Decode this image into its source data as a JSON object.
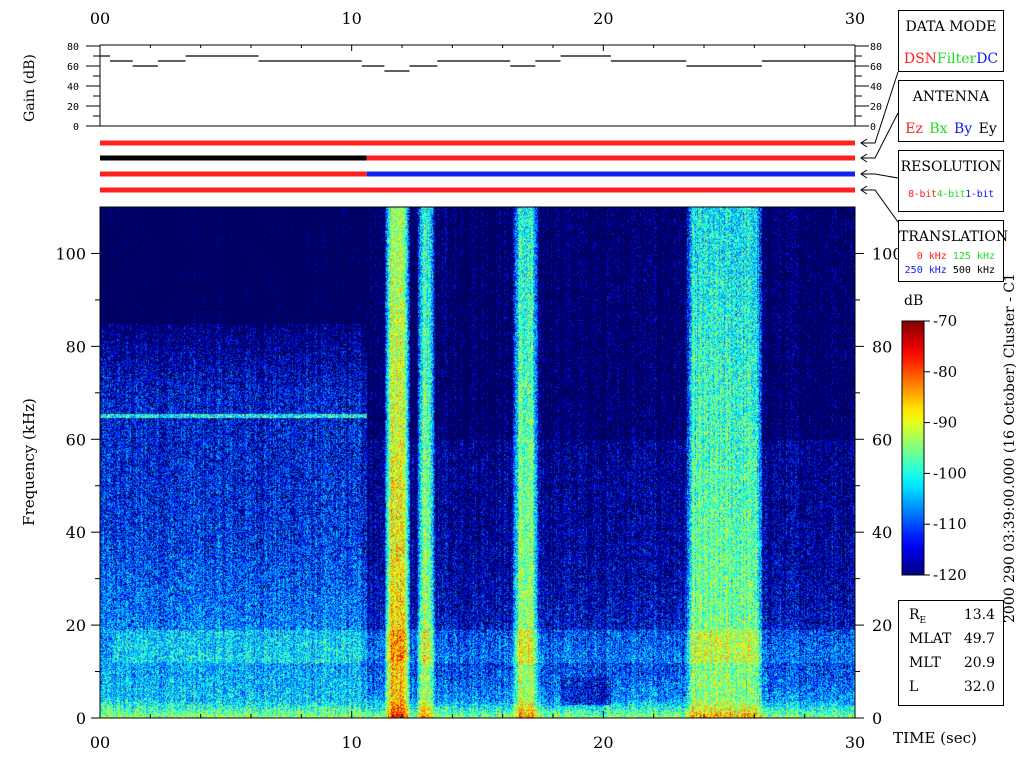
{
  "colors": {
    "red": "#ff2020",
    "green": "#22dd22",
    "blue": "#1020ee",
    "black": "#000000"
  },
  "data_mode": {
    "title": "DATA MODE",
    "items": [
      {
        "label": "DSN",
        "color": "#ff2020"
      },
      {
        "label": "Filter",
        "color": "#22dd22"
      },
      {
        "label": "DC",
        "color": "#1020ee"
      }
    ]
  },
  "antenna": {
    "title": "ANTENNA",
    "items": [
      {
        "label": "Ez",
        "color": "#ff2020"
      },
      {
        "label": "Bx",
        "color": "#22dd22"
      },
      {
        "label": "By",
        "color": "#1020ee"
      },
      {
        "label": "Ey",
        "color": "#000000"
      }
    ]
  },
  "resolution": {
    "title": "RESOLUTION",
    "items": [
      {
        "label": "8-bit",
        "color": "#ff2020"
      },
      {
        "label": "4-bit",
        "color": "#22dd22"
      },
      {
        "label": "1-bit",
        "color": "#1020ee"
      }
    ]
  },
  "translation": {
    "title": "TRANSLATION",
    "row1": [
      {
        "label": "0 kHz",
        "color": "#ff2020"
      },
      {
        "label": "125 kHz",
        "color": "#22dd22"
      }
    ],
    "row2": [
      {
        "label": "250 kHz",
        "color": "#1020ee"
      },
      {
        "label": "500 kHz",
        "color": "#000000"
      }
    ]
  },
  "info": {
    "re_label": "R",
    "re_sub": "E",
    "re_value": "13.4",
    "mlat_label": "MLAT",
    "mlat_value": "49.7",
    "mlt_label": "MLT",
    "mlt_value": "20.9",
    "l_label": "L",
    "l_value": "32.0"
  },
  "side_title": "2000 290 03:39:00.000 (16 October)  Cluster - C1",
  "colorbar": {
    "unit": "dB",
    "ticks": [
      "-70",
      "-80",
      "-90",
      "-100",
      "-110",
      "-120"
    ]
  },
  "chart_data": [
    {
      "type": "line",
      "name": "gain",
      "ylabel": "Gain (dB)",
      "xlim": [
        0,
        30
      ],
      "ylim": [
        0,
        80
      ],
      "x_ticks": [
        "00",
        "10",
        "20",
        "30"
      ],
      "y_ticks": [
        "80",
        "60",
        "40",
        "20",
        "0"
      ],
      "segments": [
        {
          "x": [
            0.0,
            0.4
          ],
          "y": 70
        },
        {
          "x": [
            0.4,
            1.3
          ],
          "y": 65
        },
        {
          "x": [
            1.3,
            2.3
          ],
          "y": 60
        },
        {
          "x": [
            2.3,
            3.4
          ],
          "y": 65
        },
        {
          "x": [
            3.4,
            6.3
          ],
          "y": 70
        },
        {
          "x": [
            6.3,
            10.4
          ],
          "y": 65
        },
        {
          "x": [
            10.4,
            11.3
          ],
          "y": 60
        },
        {
          "x": [
            11.3,
            12.3
          ],
          "y": 55
        },
        {
          "x": [
            12.3,
            13.4
          ],
          "y": 60
        },
        {
          "x": [
            13.4,
            16.3
          ],
          "y": 65
        },
        {
          "x": [
            16.3,
            17.3
          ],
          "y": 60
        },
        {
          "x": [
            17.3,
            18.3
          ],
          "y": 65
        },
        {
          "x": [
            18.3,
            20.3
          ],
          "y": 70
        },
        {
          "x": [
            20.3,
            23.3
          ],
          "y": 65
        },
        {
          "x": [
            23.3,
            26.3
          ],
          "y": 60
        },
        {
          "x": [
            26.3,
            30.0
          ],
          "y": 65
        }
      ]
    },
    {
      "type": "table",
      "name": "mode-bars",
      "bars": [
        {
          "segments": [
            {
              "from": 0,
              "to": 30,
              "color": "#ff2020"
            }
          ]
        },
        {
          "segments": [
            {
              "from": 0,
              "to": 10.6,
              "color": "#000000"
            },
            {
              "from": 10.6,
              "to": 30,
              "color": "#ff2020"
            }
          ]
        },
        {
          "segments": [
            {
              "from": 0,
              "to": 10.6,
              "color": "#ff2020"
            },
            {
              "from": 10.6,
              "to": 30,
              "color": "#1020ee"
            }
          ]
        },
        {
          "segments": [
            {
              "from": 0,
              "to": 30,
              "color": "#ff2020"
            }
          ]
        }
      ]
    },
    {
      "type": "heatmap",
      "name": "spectrogram",
      "xlabel": "TIME (sec)",
      "ylabel": "Frequency (kHz)",
      "xlim": [
        0,
        30
      ],
      "ylim": [
        0,
        110
      ],
      "x_ticks": [
        "00",
        "10",
        "20",
        "30"
      ],
      "y_ticks": [
        "100",
        "80",
        "60",
        "40",
        "20",
        "0"
      ],
      "zlim": [
        -120,
        -70
      ],
      "zunit": "dB",
      "bursts": [
        {
          "t_start": 11.3,
          "t_end": 12.3,
          "level_db": -88
        },
        {
          "t_start": 12.6,
          "t_end": 13.3,
          "level_db": -95
        },
        {
          "t_start": 16.4,
          "t_end": 17.4,
          "level_db": -95
        },
        {
          "t_start": 23.3,
          "t_end": 26.3,
          "level_db": -97
        }
      ],
      "line_frequency_khz": 65.2
    }
  ]
}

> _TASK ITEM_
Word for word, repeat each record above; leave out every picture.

> _ANSWER SPACE_
Decode this image into its source data as a JSON object.
{
  "colors": {
    "red": "#ff2020",
    "green": "#22dd22",
    "blue": "#1020ee",
    "black": "#000000"
  },
  "data_mode": {
    "title": "DATA MODE",
    "items": [
      {
        "label": "DSN",
        "color": "#ff2020"
      },
      {
        "label": "Filter",
        "color": "#22dd22"
      },
      {
        "label": "DC",
        "color": "#1020ee"
      }
    ]
  },
  "antenna": {
    "title": "ANTENNA",
    "items": [
      {
        "label": "Ez",
        "color": "#ff2020"
      },
      {
        "label": "Bx",
        "color": "#22dd22"
      },
      {
        "label": "By",
        "color": "#1020ee"
      },
      {
        "label": "Ey",
        "color": "#000000"
      }
    ]
  },
  "resolution": {
    "title": "RESOLUTION",
    "items": [
      {
        "label": "8-bit",
        "color": "#ff2020"
      },
      {
        "label": "4-bit",
        "color": "#22dd22"
      },
      {
        "label": "1-bit",
        "color": "#1020ee"
      }
    ]
  },
  "translation": {
    "title": "TRANSLATION",
    "row1": [
      {
        "label": "0 kHz",
        "color": "#ff2020"
      },
      {
        "label": "125 kHz",
        "color": "#22dd22"
      }
    ],
    "row2": [
      {
        "label": "250 kHz",
        "color": "#1020ee"
      },
      {
        "label": "500 kHz",
        "color": "#000000"
      }
    ]
  },
  "info": {
    "re_label": "R",
    "re_sub": "E",
    "re_value": "13.4",
    "mlat_label": "MLAT",
    "mlat_value": "49.7",
    "mlt_label": "MLT",
    "mlt_value": "20.9",
    "l_label": "L",
    "l_value": "32.0"
  },
  "side_title": "2000 290 03:39:00.000 (16 October)  Cluster - C1",
  "colorbar": {
    "unit": "dB",
    "ticks": [
      "-70",
      "-80",
      "-90",
      "-100",
      "-110",
      "-120"
    ]
  },
  "chart_data": [
    {
      "type": "line",
      "name": "gain",
      "ylabel": "Gain (dB)",
      "xlim": [
        0,
        30
      ],
      "ylim": [
        0,
        80
      ],
      "x_ticks": [
        "00",
        "10",
        "20",
        "30"
      ],
      "y_ticks": [
        "80",
        "60",
        "40",
        "20",
        "0"
      ],
      "segments": [
        {
          "x": [
            0.0,
            0.4
          ],
          "y": 70
        },
        {
          "x": [
            0.4,
            1.3
          ],
          "y": 65
        },
        {
          "x": [
            1.3,
            2.3
          ],
          "y": 60
        },
        {
          "x": [
            2.3,
            3.4
          ],
          "y": 65
        },
        {
          "x": [
            3.4,
            6.3
          ],
          "y": 70
        },
        {
          "x": [
            6.3,
            10.4
          ],
          "y": 65
        },
        {
          "x": [
            10.4,
            11.3
          ],
          "y": 60
        },
        {
          "x": [
            11.3,
            12.3
          ],
          "y": 55
        },
        {
          "x": [
            12.3,
            13.4
          ],
          "y": 60
        },
        {
          "x": [
            13.4,
            16.3
          ],
          "y": 65
        },
        {
          "x": [
            16.3,
            17.3
          ],
          "y": 60
        },
        {
          "x": [
            17.3,
            18.3
          ],
          "y": 65
        },
        {
          "x": [
            18.3,
            20.3
          ],
          "y": 70
        },
        {
          "x": [
            20.3,
            23.3
          ],
          "y": 65
        },
        {
          "x": [
            23.3,
            26.3
          ],
          "y": 60
        },
        {
          "x": [
            26.3,
            30.0
          ],
          "y": 65
        }
      ]
    },
    {
      "type": "table",
      "name": "mode-bars",
      "bars": [
        {
          "segments": [
            {
              "from": 0,
              "to": 30,
              "color": "#ff2020"
            }
          ]
        },
        {
          "segments": [
            {
              "from": 0,
              "to": 10.6,
              "color": "#000000"
            },
            {
              "from": 10.6,
              "to": 30,
              "color": "#ff2020"
            }
          ]
        },
        {
          "segments": [
            {
              "from": 0,
              "to": 10.6,
              "color": "#ff2020"
            },
            {
              "from": 10.6,
              "to": 30,
              "color": "#1020ee"
            }
          ]
        },
        {
          "segments": [
            {
              "from": 0,
              "to": 30,
              "color": "#ff2020"
            }
          ]
        }
      ]
    },
    {
      "type": "heatmap",
      "name": "spectrogram",
      "xlabel": "TIME (sec)",
      "ylabel": "Frequency (kHz)",
      "xlim": [
        0,
        30
      ],
      "ylim": [
        0,
        110
      ],
      "x_ticks": [
        "00",
        "10",
        "20",
        "30"
      ],
      "y_ticks": [
        "100",
        "80",
        "60",
        "40",
        "20",
        "0"
      ],
      "zlim": [
        -120,
        -70
      ],
      "zunit": "dB",
      "bursts": [
        {
          "t_start": 11.3,
          "t_end": 12.3,
          "level_db": -88
        },
        {
          "t_start": 12.6,
          "t_end": 13.3,
          "level_db": -95
        },
        {
          "t_start": 16.4,
          "t_end": 17.4,
          "level_db": -95
        },
        {
          "t_start": 23.3,
          "t_end": 26.3,
          "level_db": -97
        }
      ],
      "line_frequency_khz": 65.2
    }
  ]
}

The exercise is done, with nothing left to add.